Work instructions: Your answer must be every line of the data below that holds the string "Mönchengladbach", copied exactly.

Items from a data source
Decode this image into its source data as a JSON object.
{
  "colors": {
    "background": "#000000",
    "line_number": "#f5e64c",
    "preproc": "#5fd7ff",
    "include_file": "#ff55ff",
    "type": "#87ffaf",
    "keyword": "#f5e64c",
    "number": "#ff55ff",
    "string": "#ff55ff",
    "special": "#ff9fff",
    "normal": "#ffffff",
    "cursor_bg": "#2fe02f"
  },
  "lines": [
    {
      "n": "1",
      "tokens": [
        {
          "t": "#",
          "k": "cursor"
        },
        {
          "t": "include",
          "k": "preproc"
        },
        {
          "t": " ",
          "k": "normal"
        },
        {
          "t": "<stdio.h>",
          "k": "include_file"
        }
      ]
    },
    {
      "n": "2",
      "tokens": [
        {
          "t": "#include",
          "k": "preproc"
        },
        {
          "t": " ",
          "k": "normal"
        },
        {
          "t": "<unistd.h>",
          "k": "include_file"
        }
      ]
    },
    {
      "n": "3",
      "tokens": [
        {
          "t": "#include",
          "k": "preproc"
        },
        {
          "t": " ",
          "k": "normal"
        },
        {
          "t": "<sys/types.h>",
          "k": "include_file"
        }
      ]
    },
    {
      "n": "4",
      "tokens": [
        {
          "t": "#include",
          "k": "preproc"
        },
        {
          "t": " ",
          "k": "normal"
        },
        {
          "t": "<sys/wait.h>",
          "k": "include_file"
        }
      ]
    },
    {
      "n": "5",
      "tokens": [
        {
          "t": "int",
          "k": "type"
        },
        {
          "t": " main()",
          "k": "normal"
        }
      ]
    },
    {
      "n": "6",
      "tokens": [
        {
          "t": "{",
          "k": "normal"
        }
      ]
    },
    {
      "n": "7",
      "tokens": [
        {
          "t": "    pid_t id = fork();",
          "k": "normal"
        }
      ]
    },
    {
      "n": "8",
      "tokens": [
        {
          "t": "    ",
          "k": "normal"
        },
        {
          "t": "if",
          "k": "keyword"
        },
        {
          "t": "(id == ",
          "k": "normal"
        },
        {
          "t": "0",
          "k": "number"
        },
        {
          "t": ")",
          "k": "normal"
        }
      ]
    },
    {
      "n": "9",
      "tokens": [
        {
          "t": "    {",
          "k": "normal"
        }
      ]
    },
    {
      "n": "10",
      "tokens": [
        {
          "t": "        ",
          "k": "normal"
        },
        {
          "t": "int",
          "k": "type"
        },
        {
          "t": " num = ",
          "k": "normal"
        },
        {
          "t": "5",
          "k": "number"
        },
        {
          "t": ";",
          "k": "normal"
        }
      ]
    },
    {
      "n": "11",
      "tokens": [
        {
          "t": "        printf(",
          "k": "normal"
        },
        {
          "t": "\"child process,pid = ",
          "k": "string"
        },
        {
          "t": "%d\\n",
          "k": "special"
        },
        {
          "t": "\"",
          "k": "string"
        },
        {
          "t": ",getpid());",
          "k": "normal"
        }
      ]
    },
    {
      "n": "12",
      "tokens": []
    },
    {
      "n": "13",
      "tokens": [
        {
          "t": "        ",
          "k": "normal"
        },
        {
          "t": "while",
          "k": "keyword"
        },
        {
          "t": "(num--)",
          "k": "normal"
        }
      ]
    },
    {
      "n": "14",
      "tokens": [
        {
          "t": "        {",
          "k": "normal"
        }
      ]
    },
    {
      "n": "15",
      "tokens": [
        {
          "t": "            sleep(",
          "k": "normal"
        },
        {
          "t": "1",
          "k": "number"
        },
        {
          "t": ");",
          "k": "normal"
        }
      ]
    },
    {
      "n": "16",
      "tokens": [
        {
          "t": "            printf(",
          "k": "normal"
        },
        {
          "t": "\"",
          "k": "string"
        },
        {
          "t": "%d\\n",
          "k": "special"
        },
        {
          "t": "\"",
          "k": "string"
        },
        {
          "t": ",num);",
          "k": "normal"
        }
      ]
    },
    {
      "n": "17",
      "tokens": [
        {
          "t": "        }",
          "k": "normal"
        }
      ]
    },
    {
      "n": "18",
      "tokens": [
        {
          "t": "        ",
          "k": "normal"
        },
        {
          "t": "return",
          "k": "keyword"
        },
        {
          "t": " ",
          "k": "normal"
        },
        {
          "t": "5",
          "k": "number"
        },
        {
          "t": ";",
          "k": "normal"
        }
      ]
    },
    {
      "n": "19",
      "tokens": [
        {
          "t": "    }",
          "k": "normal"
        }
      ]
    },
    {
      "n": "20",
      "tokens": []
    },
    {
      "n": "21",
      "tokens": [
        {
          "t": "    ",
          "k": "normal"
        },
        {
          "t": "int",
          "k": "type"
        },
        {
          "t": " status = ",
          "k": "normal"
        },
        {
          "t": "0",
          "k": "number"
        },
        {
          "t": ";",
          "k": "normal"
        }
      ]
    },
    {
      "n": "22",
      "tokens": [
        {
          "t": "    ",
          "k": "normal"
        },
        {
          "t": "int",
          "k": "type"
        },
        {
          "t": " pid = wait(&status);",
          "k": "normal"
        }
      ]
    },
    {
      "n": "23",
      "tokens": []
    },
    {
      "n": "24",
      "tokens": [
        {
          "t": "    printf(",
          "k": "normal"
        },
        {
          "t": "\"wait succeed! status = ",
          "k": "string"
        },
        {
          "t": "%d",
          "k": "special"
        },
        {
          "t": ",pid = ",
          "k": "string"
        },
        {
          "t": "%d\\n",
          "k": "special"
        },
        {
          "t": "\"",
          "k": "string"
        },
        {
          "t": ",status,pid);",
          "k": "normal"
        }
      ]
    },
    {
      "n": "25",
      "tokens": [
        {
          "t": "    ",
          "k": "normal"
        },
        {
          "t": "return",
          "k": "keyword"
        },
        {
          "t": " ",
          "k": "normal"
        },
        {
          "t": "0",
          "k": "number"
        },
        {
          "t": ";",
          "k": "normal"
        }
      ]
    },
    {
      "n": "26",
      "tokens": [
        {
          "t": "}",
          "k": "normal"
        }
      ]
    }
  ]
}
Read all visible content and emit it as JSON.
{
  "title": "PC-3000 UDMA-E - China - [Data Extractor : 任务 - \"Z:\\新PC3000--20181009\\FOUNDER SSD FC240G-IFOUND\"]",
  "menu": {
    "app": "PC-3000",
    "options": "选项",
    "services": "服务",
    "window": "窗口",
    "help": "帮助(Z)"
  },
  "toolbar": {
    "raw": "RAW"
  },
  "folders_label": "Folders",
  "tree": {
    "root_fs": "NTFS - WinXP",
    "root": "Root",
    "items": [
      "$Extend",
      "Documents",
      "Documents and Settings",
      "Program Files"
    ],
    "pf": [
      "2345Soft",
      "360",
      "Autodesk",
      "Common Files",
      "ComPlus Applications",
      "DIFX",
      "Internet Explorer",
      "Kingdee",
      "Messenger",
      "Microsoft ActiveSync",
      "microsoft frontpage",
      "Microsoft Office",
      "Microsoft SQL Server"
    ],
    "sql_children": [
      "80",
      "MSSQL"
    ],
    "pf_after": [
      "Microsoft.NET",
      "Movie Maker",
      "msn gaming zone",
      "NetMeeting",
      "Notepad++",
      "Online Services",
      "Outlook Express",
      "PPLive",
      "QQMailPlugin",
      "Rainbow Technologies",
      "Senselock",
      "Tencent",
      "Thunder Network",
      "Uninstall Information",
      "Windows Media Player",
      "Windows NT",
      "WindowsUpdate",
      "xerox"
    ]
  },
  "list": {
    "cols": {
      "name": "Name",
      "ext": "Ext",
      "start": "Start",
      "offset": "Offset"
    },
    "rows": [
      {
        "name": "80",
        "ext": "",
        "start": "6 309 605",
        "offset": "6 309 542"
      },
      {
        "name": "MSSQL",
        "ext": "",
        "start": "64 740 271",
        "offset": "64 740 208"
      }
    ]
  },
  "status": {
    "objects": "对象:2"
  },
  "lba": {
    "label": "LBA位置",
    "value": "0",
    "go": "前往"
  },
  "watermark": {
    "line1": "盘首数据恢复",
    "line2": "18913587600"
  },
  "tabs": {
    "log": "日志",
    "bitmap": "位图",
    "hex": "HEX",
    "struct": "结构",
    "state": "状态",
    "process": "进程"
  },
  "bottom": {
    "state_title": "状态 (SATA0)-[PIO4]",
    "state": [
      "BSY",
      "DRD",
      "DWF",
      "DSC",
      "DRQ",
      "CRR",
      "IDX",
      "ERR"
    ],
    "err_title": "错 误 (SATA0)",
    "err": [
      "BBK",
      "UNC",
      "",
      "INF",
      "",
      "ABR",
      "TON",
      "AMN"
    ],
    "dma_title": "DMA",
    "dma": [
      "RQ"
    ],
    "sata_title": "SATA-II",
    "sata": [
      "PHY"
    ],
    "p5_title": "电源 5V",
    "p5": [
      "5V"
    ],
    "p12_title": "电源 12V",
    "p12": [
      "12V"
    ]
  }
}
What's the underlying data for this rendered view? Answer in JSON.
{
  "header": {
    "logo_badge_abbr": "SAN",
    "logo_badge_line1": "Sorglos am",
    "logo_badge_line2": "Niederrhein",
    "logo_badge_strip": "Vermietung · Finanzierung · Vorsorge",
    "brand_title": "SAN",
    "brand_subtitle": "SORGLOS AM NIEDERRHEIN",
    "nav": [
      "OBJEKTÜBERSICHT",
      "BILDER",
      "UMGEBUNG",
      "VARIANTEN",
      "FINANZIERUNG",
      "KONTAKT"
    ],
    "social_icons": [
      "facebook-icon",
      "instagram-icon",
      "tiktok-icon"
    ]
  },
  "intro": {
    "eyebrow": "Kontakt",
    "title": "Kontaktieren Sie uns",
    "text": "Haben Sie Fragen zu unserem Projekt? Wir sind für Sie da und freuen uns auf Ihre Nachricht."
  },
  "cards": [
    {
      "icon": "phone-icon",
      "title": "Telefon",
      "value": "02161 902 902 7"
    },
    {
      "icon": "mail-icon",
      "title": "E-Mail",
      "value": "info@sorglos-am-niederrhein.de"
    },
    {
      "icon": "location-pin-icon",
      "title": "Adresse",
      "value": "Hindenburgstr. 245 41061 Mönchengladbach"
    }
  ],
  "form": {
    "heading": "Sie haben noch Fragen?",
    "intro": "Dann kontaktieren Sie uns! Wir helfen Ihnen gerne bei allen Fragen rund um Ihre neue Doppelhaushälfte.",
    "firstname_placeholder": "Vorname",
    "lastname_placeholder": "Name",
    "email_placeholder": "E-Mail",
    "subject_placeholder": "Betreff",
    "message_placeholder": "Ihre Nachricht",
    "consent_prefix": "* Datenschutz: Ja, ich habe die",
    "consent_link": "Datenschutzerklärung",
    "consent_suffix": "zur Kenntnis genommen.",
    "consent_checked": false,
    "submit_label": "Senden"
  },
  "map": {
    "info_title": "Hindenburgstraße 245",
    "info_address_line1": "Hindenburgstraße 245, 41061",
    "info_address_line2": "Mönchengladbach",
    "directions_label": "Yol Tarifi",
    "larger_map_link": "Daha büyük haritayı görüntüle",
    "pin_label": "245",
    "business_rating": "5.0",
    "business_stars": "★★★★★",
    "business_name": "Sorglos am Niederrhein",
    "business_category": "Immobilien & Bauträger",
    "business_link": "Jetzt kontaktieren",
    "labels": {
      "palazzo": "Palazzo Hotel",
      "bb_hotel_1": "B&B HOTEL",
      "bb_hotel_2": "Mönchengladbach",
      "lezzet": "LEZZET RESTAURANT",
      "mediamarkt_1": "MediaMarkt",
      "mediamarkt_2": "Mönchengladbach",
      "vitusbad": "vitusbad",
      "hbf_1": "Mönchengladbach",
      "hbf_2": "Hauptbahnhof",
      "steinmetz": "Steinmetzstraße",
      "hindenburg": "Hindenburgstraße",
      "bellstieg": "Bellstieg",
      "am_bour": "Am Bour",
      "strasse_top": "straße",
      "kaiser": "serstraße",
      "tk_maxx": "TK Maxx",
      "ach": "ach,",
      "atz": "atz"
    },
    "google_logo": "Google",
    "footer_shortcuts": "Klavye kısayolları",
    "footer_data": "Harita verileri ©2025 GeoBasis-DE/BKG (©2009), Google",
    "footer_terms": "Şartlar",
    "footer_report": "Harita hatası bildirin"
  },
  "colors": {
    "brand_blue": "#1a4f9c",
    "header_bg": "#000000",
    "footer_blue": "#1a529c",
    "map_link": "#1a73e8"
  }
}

Task answer:
      "value": "Hindenburgstr. 245 41061 Mönchengladbach"
    "info_address_line2": "Mönchengladbach",
      "bb_hotel_2": "Mönchengladbach",
      "mediamarkt_2": "Mönchengladbach",
      "hbf_1": "Mönchengladbach",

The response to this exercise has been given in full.